Task instructions —
Leave no line out; reproduce the listing exactly.
== Segment start ==
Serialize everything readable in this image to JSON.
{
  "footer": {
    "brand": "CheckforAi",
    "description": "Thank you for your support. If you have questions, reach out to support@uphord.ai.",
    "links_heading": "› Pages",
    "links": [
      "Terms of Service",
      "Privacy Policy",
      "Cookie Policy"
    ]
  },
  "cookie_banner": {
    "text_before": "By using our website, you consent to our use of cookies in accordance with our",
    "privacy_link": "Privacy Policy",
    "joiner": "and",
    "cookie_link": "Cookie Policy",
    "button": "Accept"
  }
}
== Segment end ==
Reply —
Serialize everything readable in this image to JSON.
{
  "footer": {
    "brand": "CheckforAi",
    "description": "Thank you for your support. If you have questions, reach out to support@uphord.ai.",
    "links_heading": "› Pages",
    "links": [
      "Terms of Service",
      "Privacy Policy",
      "Cookie Policy"
    ]
  },
  "cookie_banner": {
    "text_before": "By using our website, you consent to our use of cookies in accordance with our",
    "privacy_link": "Privacy Policy",
    "joiner": "and",
    "cookie_link": "Cookie Policy",
    "button": "Accept"
  }
}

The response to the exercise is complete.